Garcia had a handful of guitars that were reliable to the point of being name-worthy. One of the most famous is “Wolf,” built by Alembic luthier Doug Irwin in 1972. This was Irwin’s attempt to balance out the weight of the Alembic with an asymmetrical body design. There were quite a few modifications to the instrument throughout its early life with Jerry. After the first few modifications, it boasted an onboard effects loop and a DiMarzio HHS pickup configuration. This layout became the basis for our tribute, the Eastwood Wolf Guitar.
“Wolf” made its stage debut in 1973 and was played most frequently throughout the mid-late 70s. During this time, it would be no surprise to see Garcia plugged into a Fender Showman or Fender Twin Head powering a 2x15 speaker cabinet.
Check out this video of the Dead live at Winterland in ‘74 for an example of “Wolf” in the act:
Hooky Bass 6 PRO (based on Shergold Marathon 6 String Bass) - Peter Hook (Joy Division & New Order)
Rig: Alembic F-2B Preamp, Amtron DC300A Amp Head
The Eastwood Hooky Bass 6 PRO is the most recent addition to our lineup on this list, and it’s been absolutely one of our hottest-selling models this year.
Peter Hook a bastion of punk rock as we know it today. His early contributions to Joy Division and New Order changed how musicians saw the bass guitar and what it could bring to the table. One of the pieces that made this possible was Hooky’s Shergold Marathon 6-string bass.
Shergold was a forward thinking company with an eye on innovation. Their 6-stringed bass was not a copy of Bass 6s previously produced by Fender or Danelectro. While previous Bass 6 models were focused on feeling like a guitar, the Shergold’s neck width and string spacing was more similar to that of a standard 4-string electric bass, making it a more comfortable fit for traditional electric bassists.
In those formative years with Joy Division, Hooky talks about initially playing through cheap amplifiers, and needing to play high on the fretboard to get the clarity that he needed to cut through the band’s mix. This contributed greatly to his unique tone and style of playing.

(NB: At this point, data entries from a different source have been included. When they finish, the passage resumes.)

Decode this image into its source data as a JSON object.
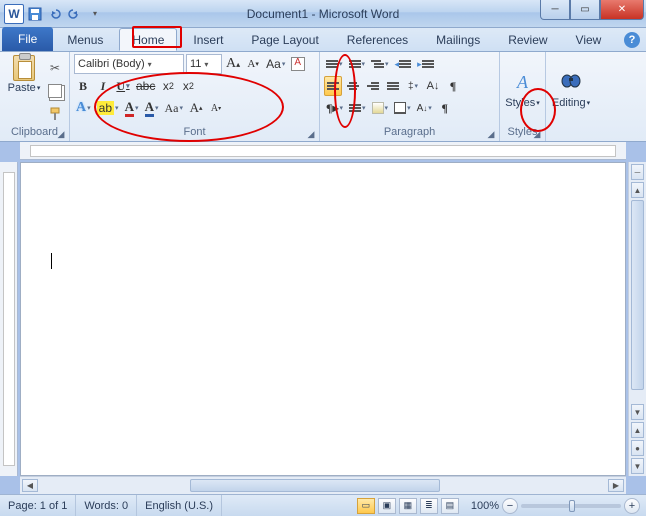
{
  "title": "Document1 - Microsoft Word",
  "qat": {
    "word": "W"
  },
  "tabs": {
    "file": "File",
    "items": [
      "Menus",
      "Home",
      "Insert",
      "Page Layout",
      "References",
      "Mailings",
      "Review",
      "View"
    ],
    "active_index": 1
  },
  "clipboard": {
    "label": "Clipboard",
    "paste": "Paste"
  },
  "font": {
    "label": "Font",
    "name": "Calibri (Body)",
    "size": "11",
    "grow": "A",
    "shrink": "A",
    "case": "Aa",
    "bold": "B",
    "italic": "I",
    "underline": "U",
    "strike": "abc",
    "subscript": "x",
    "subscript_s": "2",
    "superscript": "x",
    "superscript_s": "2",
    "texteffects": "A",
    "highlight": "ab",
    "color": "A",
    "clear": "A",
    "incFont": "A",
    "decFont": "A"
  },
  "paragraph": {
    "label": "Paragraph",
    "pilcrow": "¶",
    "sort": "A↓Z"
  },
  "styles": {
    "label": "Styles",
    "heading": "Styles",
    "icon": "A"
  },
  "editing": {
    "label": "Editing",
    "heading": "Editing"
  },
  "status": {
    "page": "Page: 1 of 1",
    "words": "Words: 0",
    "lang": "English (U.S.)",
    "zoom": "100%"
  }
}
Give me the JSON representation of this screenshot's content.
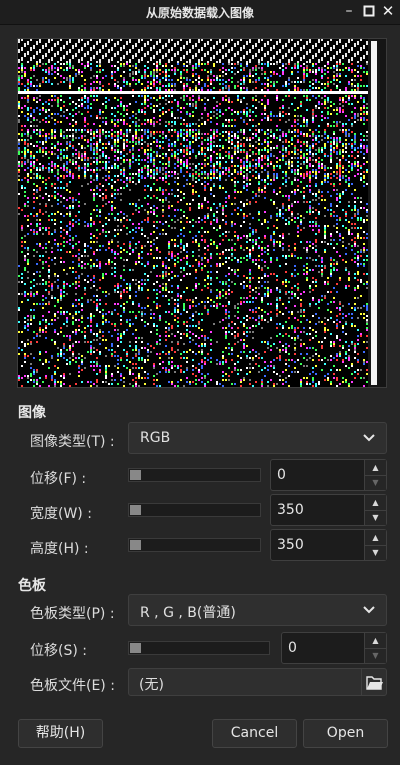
{
  "window": {
    "title": "从原始数据载入图像",
    "buttons": {
      "minimize": "minimize-icon",
      "maximize": "maximize-icon",
      "close": "close-icon"
    }
  },
  "preview": {
    "description_icon": "raw-data-preview"
  },
  "image_section": {
    "heading": "图像",
    "image_type": {
      "label": "图像类型(T) :",
      "value": "RGB"
    },
    "offset": {
      "label": "位移(F) :",
      "value": "0"
    },
    "width": {
      "label": "宽度(W) :",
      "value": "350"
    },
    "height": {
      "label": "高度(H) :",
      "value": "350"
    }
  },
  "palette_section": {
    "heading": "色板",
    "palette_type": {
      "label": "色板类型(P) :",
      "value": "R , G , B(普通)"
    },
    "offset": {
      "label": "位移(S) :",
      "value": "0"
    },
    "palette_file": {
      "label": "色板文件(E) :",
      "value": "(无)"
    }
  },
  "footer": {
    "help": "帮助(H)",
    "cancel": "Cancel",
    "open": "Open"
  },
  "icons": {
    "chevron": "chevron-down-icon",
    "folder": "folder-open-icon",
    "spin_up": "arrow-up-icon",
    "spin_down": "arrow-down-icon"
  }
}
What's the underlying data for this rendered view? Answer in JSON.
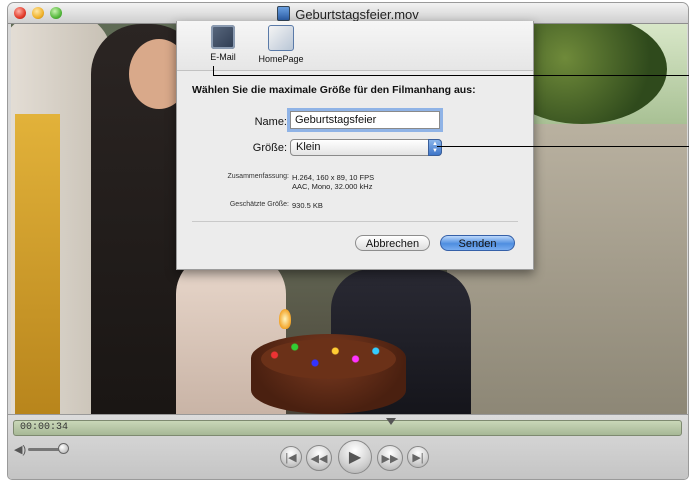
{
  "window": {
    "title": "Geburtstagsfeier.mov"
  },
  "toolbar": {
    "email_label": "E-Mail",
    "homepage_label": "HomePage"
  },
  "dialog": {
    "prompt": "Wählen Sie die maximale Größe für den Filmanhang aus:",
    "name_label": "Name:",
    "name_value": "Geburtstagsfeier",
    "size_label": "Größe:",
    "size_value": "Klein",
    "summary_label": "Zusammenfassung:",
    "summary_line1": "H.264, 160 x 89, 10 FPS",
    "summary_line2": "AAC, Mono, 32.000 kHz",
    "estimate_label": "Geschätzte Größe:",
    "estimate_value": "930.5 KB",
    "cancel_label": "Abbrechen",
    "send_label": "Senden"
  },
  "player": {
    "time": "00:00:34",
    "playhead_fraction": 0.56,
    "volume_fraction": 0.85,
    "icons": [
      "speaker-icon",
      "go-to-start-icon",
      "rewind-icon",
      "play-icon",
      "fast-forward-icon",
      "go-to-end-icon"
    ]
  }
}
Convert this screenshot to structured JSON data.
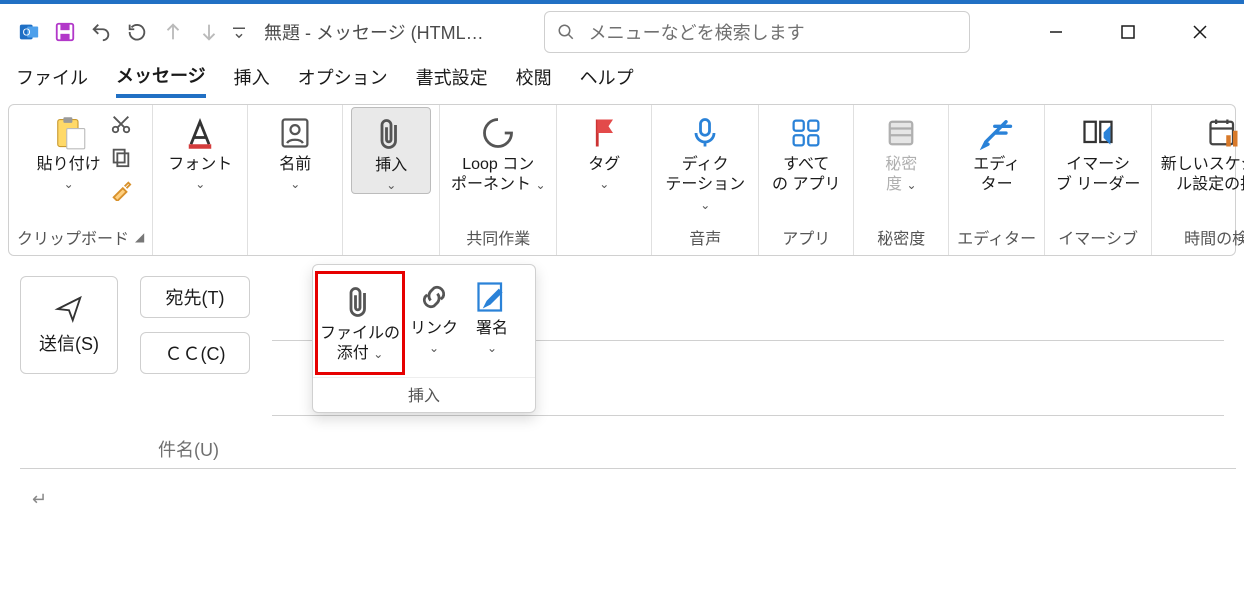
{
  "titlebar": {
    "title": "無題  -  メッセージ (HTML…"
  },
  "search": {
    "placeholder": "メニューなどを検索します"
  },
  "tabs": {
    "file": "ファイル",
    "message": "メッセージ",
    "insert": "挿入",
    "options": "オプション",
    "format": "書式設定",
    "review": "校閲",
    "help": "ヘルプ"
  },
  "ribbon": {
    "paste": "貼り付け",
    "clipboard_group": "クリップボード",
    "font": "フォント",
    "names": "名前",
    "insert": "挿入",
    "loop_l1": "Loop コン",
    "loop_l2": "ポーネント",
    "collab_group": "共同作業",
    "tag": "タグ",
    "dictation_l1": "ディク",
    "dictation_l2": "テーション",
    "voice_group": "音声",
    "allapps_l1": "すべて",
    "allapps_l2": "の アプリ",
    "apps_group": "アプリ",
    "sensitivity_l1": "秘密",
    "sensitivity_l2": "度",
    "sensitivity_group": "秘密度",
    "editor_l1": "エディ",
    "editor_l2": "ター",
    "editor_group": "エディター",
    "immersive_l1": "イマーシ",
    "immersive_l2": "ブ リーダー",
    "immersive_group": "イマーシブ",
    "schedule_l1": "新しいスケジュー",
    "schedule_l2": "ル設定の投票",
    "findtime_group": "時間の検索"
  },
  "flyout": {
    "attach_l1": "ファイルの",
    "attach_l2": "添付",
    "link": "リンク",
    "signature": "署名",
    "group": "挿入"
  },
  "compose": {
    "send": "送信(S)",
    "to": "宛先(T)",
    "cc": "ＣＣ(C)",
    "subject_label": "件名(U)",
    "body_marker": "↵"
  }
}
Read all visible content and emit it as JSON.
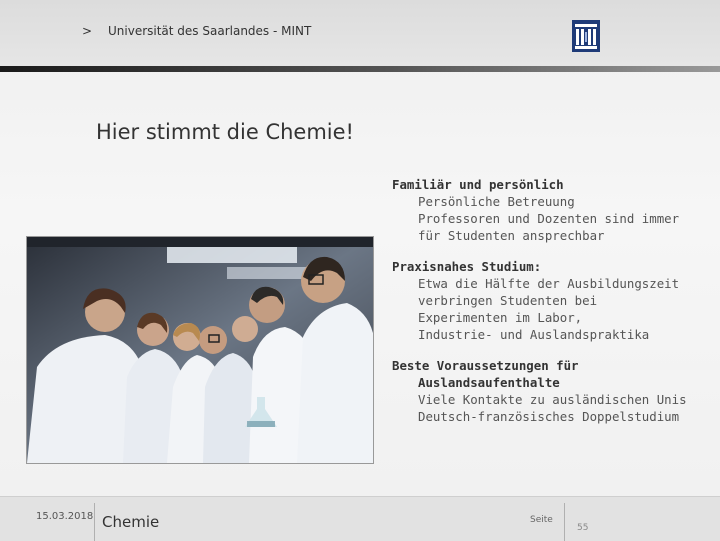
{
  "header": {
    "chevron": ">",
    "title": "Universität des Saarlandes - MINT"
  },
  "slide": {
    "title": "Hier stimmt die Chemie!",
    "blocks": [
      {
        "title": "Familiär und persönlich",
        "lines": [
          "Persönliche Betreuung",
          "Professoren und Dozenten sind immer",
          "für Studenten ansprechbar"
        ]
      },
      {
        "title": "Praxisnahes Studium:",
        "lines": [
          "Etwa die Hälfte der Ausbildungszeit",
          "verbringen Studenten bei",
          "Experimenten im Labor,",
          "Industrie- und Auslandspraktika"
        ]
      },
      {
        "title": "Beste Voraussetzungen für",
        "title2": "Auslandsaufenthalte",
        "lines": [
          "Viele Kontakte zu ausländischen Unis",
          "Deutsch-französisches Doppelstudium"
        ]
      }
    ]
  },
  "footer": {
    "date": "15.03.2018",
    "topic": "Chemie",
    "page_label": "Seite",
    "page_number": "55"
  }
}
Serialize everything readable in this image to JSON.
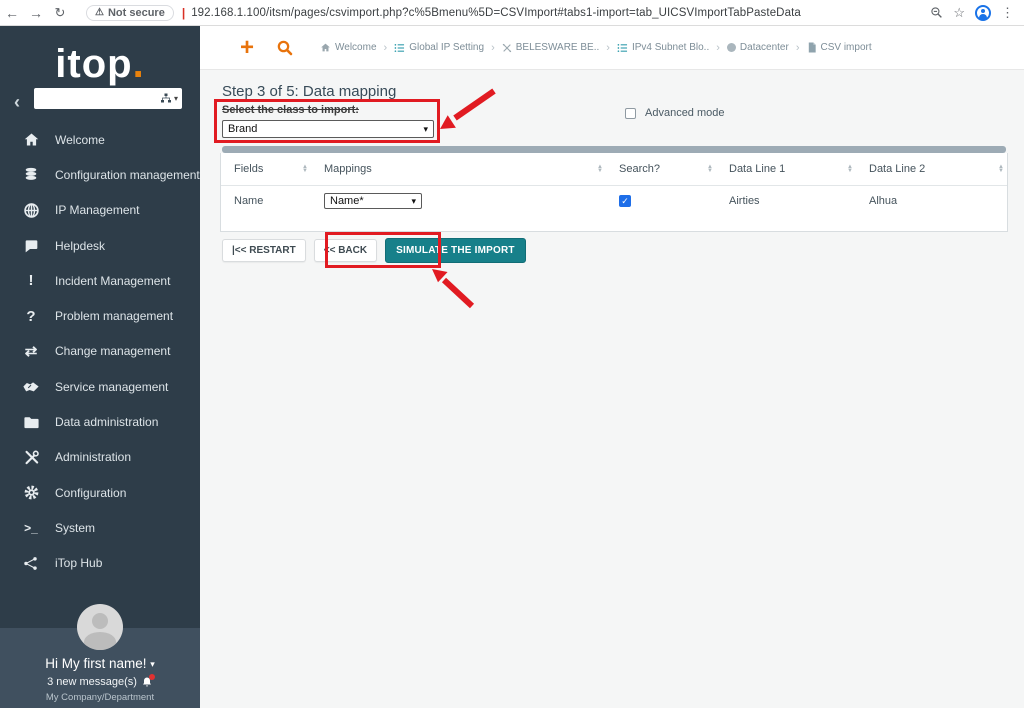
{
  "browser": {
    "security_label": "Not secure",
    "url": "192.168.1.100/itsm/pages/csvimport.php?c%5Bmenu%5D=CSVImport#tabs1-import=tab_UICSVImportTabPasteData"
  },
  "icons": {
    "back": "←",
    "forward": "→",
    "reload": "↻",
    "warning": "⚠",
    "star": "☆",
    "menu_dots": "⋮",
    "collapse_chevron": "‹",
    "caret_down": "▾",
    "crumb_separator": "›",
    "plus": "+",
    "sort_up": "▲",
    "sort_down": "▼",
    "check": "✓",
    "exclamation": "!",
    "question": "?",
    "swap_arrows": "⇄",
    "terminal": ">_"
  },
  "header": {
    "breadcrumbs": [
      {
        "icon": "home-icon",
        "label": "Welcome"
      },
      {
        "icon": "list-icon",
        "label": "Global IP Setting"
      },
      {
        "icon": "network-icon",
        "label": "BELESWARE BE.."
      },
      {
        "icon": "list-icon",
        "label": "IPv4 Subnet Blo.."
      },
      {
        "icon": "sphere-icon",
        "label": "Datacenter"
      },
      {
        "icon": "file-icon",
        "label": "CSV import"
      }
    ]
  },
  "sidebar": {
    "logo_text": "itop",
    "logo_dot": ".",
    "search_placeholder": "",
    "menu": [
      {
        "icon": "home-icon",
        "label": "Welcome"
      },
      {
        "icon": "database-icon",
        "label": "Configuration management"
      },
      {
        "icon": "globe-icon",
        "label": "IP Management"
      },
      {
        "icon": "chat-icon",
        "label": "Helpdesk"
      },
      {
        "icon": "exclamation-icon",
        "label": "Incident Management"
      },
      {
        "icon": "question-icon",
        "label": "Problem management"
      },
      {
        "icon": "swap-arrows-icon",
        "label": "Change management"
      },
      {
        "icon": "handshake-icon",
        "label": "Service management"
      },
      {
        "icon": "folder-icon",
        "label": "Data administration"
      },
      {
        "icon": "tools-icon",
        "label": "Administration"
      },
      {
        "icon": "gear-icon",
        "label": "Configuration"
      },
      {
        "icon": "terminal-icon",
        "label": "System"
      },
      {
        "icon": "share-icon",
        "label": "iTop Hub"
      }
    ],
    "user": {
      "greeting": "Hi My first name!",
      "messages": "3 new message(s)",
      "organization": "My Company/Department"
    }
  },
  "main": {
    "title": "Step 3 of 5: Data mapping",
    "class_select_label": "Select the class to import:",
    "class_select_value": "Brand",
    "advanced_mode_label": "Advanced mode",
    "table": {
      "headers": [
        "Fields",
        "Mappings",
        "Search?",
        "Data Line 1",
        "Data Line 2"
      ],
      "row": {
        "field": "Name",
        "mapping_value": "Name*",
        "search_checked": true,
        "data_line_1": "Airties",
        "data_line_2": "Alhua"
      }
    },
    "buttons": {
      "restart": "|<< RESTART",
      "back": "<< BACK",
      "simulate": "SIMULATE THE IMPORT"
    }
  },
  "colors": {
    "accent_orange": "#e8730c",
    "teal_button": "#17808a",
    "annotation_red": "#e11b22",
    "sidebar_bg": "#2e3d49",
    "sidebar_bottom_bg": "#40505f",
    "checkbox_blue": "#1e6ee8",
    "breadcrumb_teal": "#2e9bab"
  }
}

Soon, Hook perfected his sound with an Alembic F-2B Preamp. This ran into his Amtron DC300A Amp Head before going to the speaker cabinet. Hook has also spoken fondly of his early rack-mounted chorus and echo units, and doesn’t think that modern pedal effects provide the same depth of tone.
Check out Hooky discussing his original Shergold as well as the new Hooky Bass 6 PRO with Eastwood’s own Carl Cook:
At the end of the day, there are no “right” or “wrong” pairings for your instrument. As Peter Hook has proven, sometimes your signature sound comes through necessity, or a unique combination of gear and circumstance. Following Jack White's example, sometimes choices are made based on aesthetic, and the your signature sound comes along for the ride.
At Eastwood, our goal is for each musician to find their own unique look and sound. If you’ve found gear that you think works perfectly for your Eastwood instrument, there’s a brand new place to discuss it! We have a brand new “Forums” section on the Eastwood site.
Check out our gear discussion forum now and start the conversation!: https://eastwoodguitars.com/community/forums/other-gear